COVINGTON, Ga. — Newton County’s governing board will continue to operate with three Democrat and two Republican members.
Voters re-elected two Republicans who faced challengers in the General Election Nov. 3 despite Democrats sweeping the presidential and U.S. Senate seats and three contested countywide offices on the ballot.
They also formally elected a new Democratic member and re-elected the chairman, both of whom were unopposed Nov. 3.
Republican commissioners Stan Edwards of District 1 and Ronnie Cowan of District 5 and Democrat Chairman Marcello Banes won second terms on the Newton County Board of Commissioners.
Democrat Alana Sanders won her first term in the District 3 seat without opposition after winning the June Democratic Primary. Banes was unopposed in the Democratic Primary and General Election.
Cowan said he felt “pretty good” about his re-election. He said he was not surprised by the 60% margin he won because he believed he knew the political makeup of his district.
“I felt like District 5 was still predominantly Republican,” Cowan said. “I appreciate everybody.”
Cowan won majorities in nine of the 11 precincts in his district, including the Covington Mills and Cedar Shoals precincts where Democrat Joe Biden won.
Democratic opponent Dorothy Piedrahita won 75% in the Livingston precinct covering west central Newton County where Biden took two-thirds of the votes cast.
She also won a slight majority in the small part of the City Pond precinct in District 5, but lost everywhere else.
District 1 Commissioner Stan Edwards won majorities at all but one of the seven precincts in his district to defeat challenger Catalata Hardeman with 71% of the vote.
He won in six precincts in which Trump won handily. He almost won in the sole precinct Hardeman won, Downs, which covered southwestern Newton County.
Edwards attributed his victory to his work to “listen” and “engage” with the residents of his eastern and southern Newton County district.
He said people could look at his votes to see the conservative stand he took on issues during his time as a commission member.
“I appreciate the voters of District 1,” Edwards said.
He also wrote on his Facebook page that any candidate “can only garner 71% of the vote if he or she is plugged in to an engaged, thoughtful and deliberate electorate — no matter the color of their skin, their political party, or any other factor.
“I have no personal agenda and definitely nothing to gain personally from being a commissioner. My only motive is to do what I hope is best for the county each time I vote,” Edwards said.
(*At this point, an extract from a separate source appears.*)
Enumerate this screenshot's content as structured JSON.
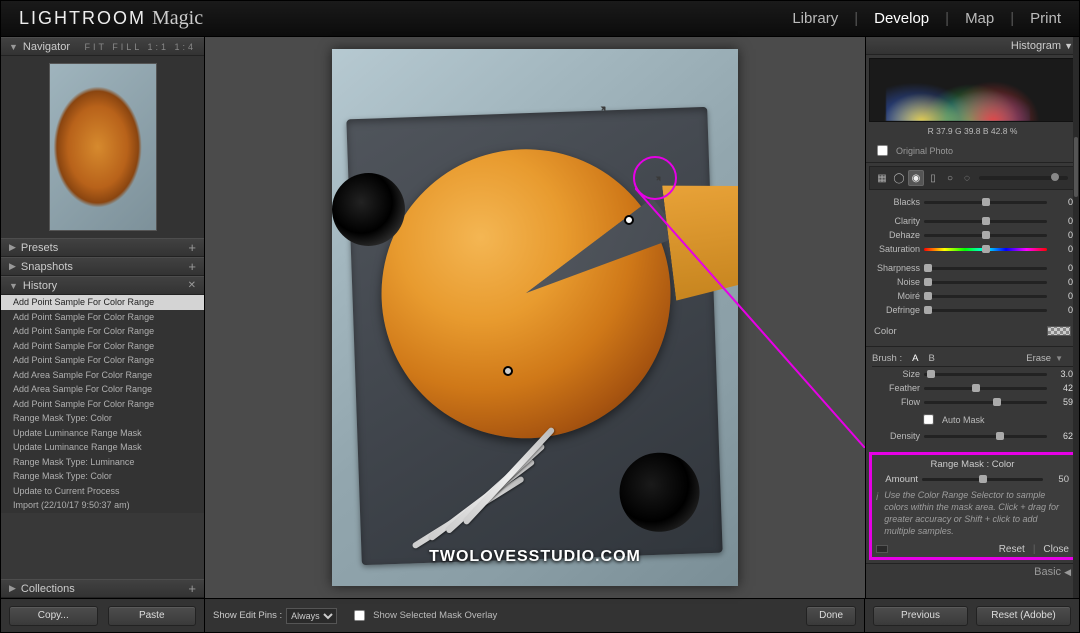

Sanders received 10,038 complimentary votes after being unopposed in the General Election.
She defeated incumbent Nancy Schulz in the Democratic primary in June. No Republicans qualified for the seat.
The commissioner-elect said she was “humbled and honored” by the vote.
“I am humbled because my neighbors came out in record numbers to cast their votes and believing in the vision that we can work together to make a difference in the community. I am honored that they saw me as the person who will assist in making this vision a reality.
“There is much work to be done, and it will not happen overnight. It is my goal to get my neighbors involved in the government that speaks for them and have pride in the community in which they live.
“Thank you, Nancy Schulz, for paving the way for others to continue on the legacy of District 3. Thank you, District 3, for your support, and I hope to make you proud as your next commissioner.”
Banes said on his Facebook page he was “humbled.”
“I’ve made some tough decisions my first term that I believe was in the best interest of all of Newton County. I have learned that I am not going to make everyone happy and probably going to make some people mad.
“Know that I will always have an open ear, welcome productive talks and work with anyone willing to work on solutions,” Banes said.
The Newton County Board of Commissioners includes five voting members elected from individual districts and a chairman elected countywide who only votes in case of a tie.
It sets the property tax rate, authorizes expenditures and adopts the annual county budget for such departments as the sheriff’s office, the judicial system, animal control, elections office and more.
It also is responsible for establishing county government policies; and approves or denies zoning changes governing land use in the unincorporated areas of the county.